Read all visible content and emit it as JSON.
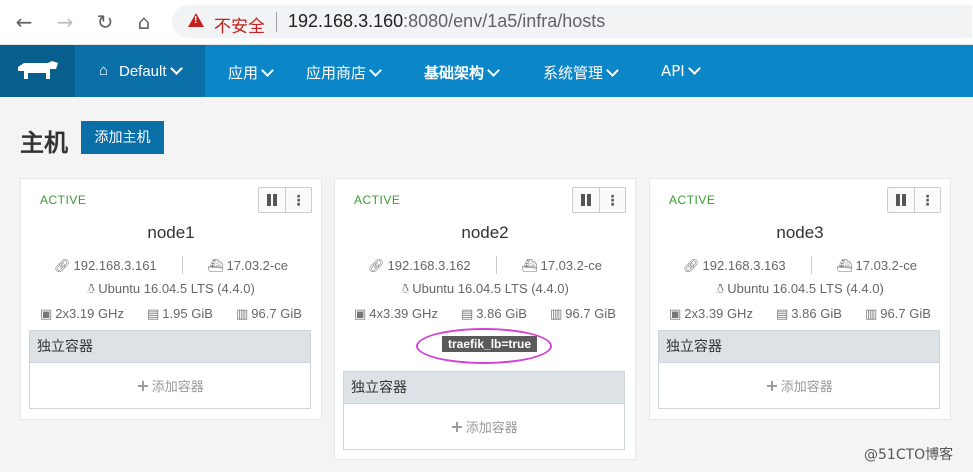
{
  "browser": {
    "insecure_label": "不安全",
    "url_host": "192.168.3.160",
    "url_rest": ":8080/env/1a5/infra/hosts"
  },
  "header": {
    "environment": "Default",
    "nav": [
      {
        "label": "应用"
      },
      {
        "label": "应用商店"
      },
      {
        "label": "基础架构"
      },
      {
        "label": "系统管理"
      },
      {
        "label": "API"
      }
    ]
  },
  "page": {
    "title": "主机",
    "add_host_label": "添加主机"
  },
  "hosts": [
    {
      "status": "ACTIVE",
      "name": "node1",
      "ip": "192.168.3.161",
      "docker": "17.03.2-ce",
      "os": "Ubuntu 16.04.5 LTS (4.4.0)",
      "cpu": "2x3.19 GHz",
      "memory": "1.95 GiB",
      "disk": "96.7 GiB",
      "label": null
    },
    {
      "status": "ACTIVE",
      "name": "node2",
      "ip": "192.168.3.162",
      "docker": "17.03.2-ce",
      "os": "Ubuntu 16.04.5 LTS (4.4.0)",
      "cpu": "4x3.39 GHz",
      "memory": "3.86 GiB",
      "disk": "96.7 GiB",
      "label": "traefik_lb=true"
    },
    {
      "status": "ACTIVE",
      "name": "node3",
      "ip": "192.168.3.163",
      "docker": "17.03.2-ce",
      "os": "Ubuntu 16.04.5 LTS (4.4.0)",
      "cpu": "2x3.39 GHz",
      "memory": "3.86 GiB",
      "disk": "96.7 GiB",
      "label": null
    }
  ],
  "standalone": {
    "header": "独立容器",
    "add_label": "添加容器"
  },
  "watermark": "@51CTO博客",
  "colors": {
    "brand": "#0b86c8",
    "active": "#3a9b35",
    "highlight": "#d53fd6"
  }
}
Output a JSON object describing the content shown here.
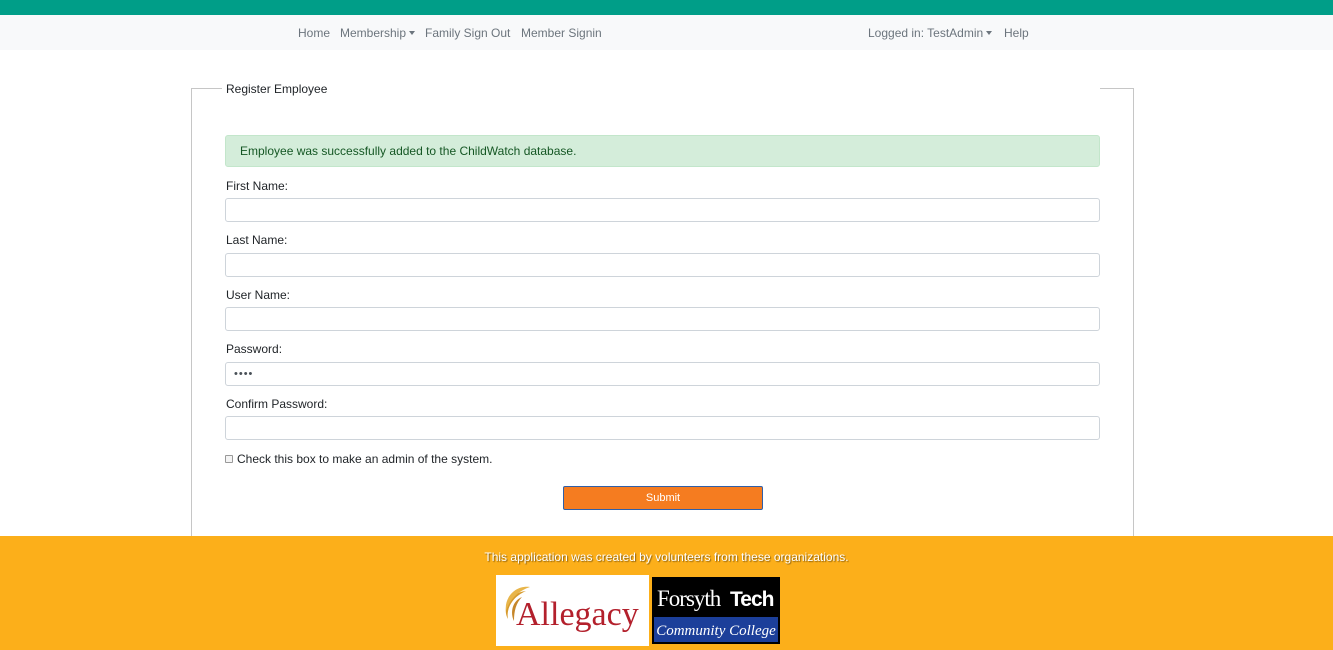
{
  "nav": {
    "home": "Home",
    "membership": "Membership",
    "family_sign_out": "Family Sign Out",
    "member_signin": "Member Signin",
    "logged_in": "Logged in: TestAdmin",
    "help": "Help"
  },
  "form": {
    "legend": "Register Employee",
    "alert": "Employee was successfully added to the ChildWatch database.",
    "first_name_label": "First Name:",
    "first_name_value": "",
    "last_name_label": "Last Name:",
    "last_name_value": "",
    "user_name_label": "User Name:",
    "user_name_value": "",
    "password_label": "Password:",
    "password_value": "••••",
    "confirm_password_label": "Confirm Password:",
    "confirm_password_value": "",
    "admin_checkbox_label": "Check this box to make an admin of the system.",
    "admin_checked": false,
    "submit_label": "Submit"
  },
  "footer": {
    "text": "This application was created by volunteers from these organizations.",
    "logos": {
      "allegacy": "Allegacy",
      "forsyth_top_a": "Forsyth",
      "forsyth_top_b": "Tech",
      "forsyth_bottom": "Community College"
    }
  },
  "colors": {
    "topbar": "#009e88",
    "navbar": "#f8f9fa",
    "alert_bg": "#d4edda",
    "alert_text": "#155724",
    "submit_bg": "#f57c20",
    "footer_bg": "#fcaf1a",
    "allegacy_red": "#b3202c",
    "forsyth_blue": "#1c3f9a"
  }
}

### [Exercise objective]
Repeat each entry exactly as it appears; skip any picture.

### [Solution to this exercise]
Read all visible content and emit it as JSON.
{
  "browser": {
    "insecure_label": "不安全",
    "url_host": "192.168.3.160",
    "url_rest": ":8080/env/1a5/infra/hosts"
  },
  "header": {
    "environment": "Default",
    "nav": [
      {
        "label": "应用"
      },
      {
        "label": "应用商店"
      },
      {
        "label": "基础架构"
      },
      {
        "label": "系统管理"
      },
      {
        "label": "API"
      }
    ]
  },
  "page": {
    "title": "主机",
    "add_host_label": "添加主机"
  },
  "hosts": [
    {
      "status": "ACTIVE",
      "name": "node1",
      "ip": "192.168.3.161",
      "docker": "17.03.2-ce",
      "os": "Ubuntu 16.04.5 LTS (4.4.0)",
      "cpu": "2x3.19 GHz",
      "memory": "1.95 GiB",
      "disk": "96.7 GiB",
      "label": null
    },
    {
      "status": "ACTIVE",
      "name": "node2",
      "ip": "192.168.3.162",
      "docker": "17.03.2-ce",
      "os": "Ubuntu 16.04.5 LTS (4.4.0)",
      "cpu": "4x3.39 GHz",
      "memory": "3.86 GiB",
      "disk": "96.7 GiB",
      "label": "traefik_lb=true"
    },
    {
      "status": "ACTIVE",
      "name": "node3",
      "ip": "192.168.3.163",
      "docker": "17.03.2-ce",
      "os": "Ubuntu 16.04.5 LTS (4.4.0)",
      "cpu": "2x3.39 GHz",
      "memory": "3.86 GiB",
      "disk": "96.7 GiB",
      "label": null
    }
  ],
  "standalone": {
    "header": "独立容器",
    "add_label": "添加容器"
  },
  "watermark": "@51CTO博客",
  "colors": {
    "brand": "#0b86c8",
    "active": "#3a9b35",
    "highlight": "#d53fd6"
  }
}
Output a JSON object describing the content shown here.
{
  "nav": {
    "home": "Home",
    "membership": "Membership",
    "family_sign_out": "Family Sign Out",
    "member_signin": "Member Signin",
    "logged_in": "Logged in: TestAdmin",
    "help": "Help"
  },
  "form": {
    "legend": "Register Employee",
    "alert": "Employee was successfully added to the ChildWatch database.",
    "first_name_label": "First Name:",
    "first_name_value": "",
    "last_name_label": "Last Name:",
    "last_name_value": "",
    "user_name_label": "User Name:",
    "user_name_value": "",
    "password_label": "Password:",
    "password_value": "••••",
    "confirm_password_label": "Confirm Password:",
    "confirm_password_value": "",
    "admin_checkbox_label": "Check this box to make an admin of the system.",
    "admin_checked": false,
    "submit_label": "Submit"
  },
  "footer": {
    "text": "This application was created by volunteers from these organizations.",
    "logos": {
      "allegacy": "Allegacy",
      "forsyth_top_a": "Forsyth",
      "forsyth_top_b": "Tech",
      "forsyth_bottom": "Community College"
    }
  },
  "colors": {
    "topbar": "#009e88",
    "navbar": "#f8f9fa",
    "alert_bg": "#d4edda",
    "alert_text": "#155724",
    "submit_bg": "#f57c20",
    "footer_bg": "#fcaf1a",
    "allegacy_red": "#b3202c",
    "forsyth_blue": "#1c3f9a"
  }
}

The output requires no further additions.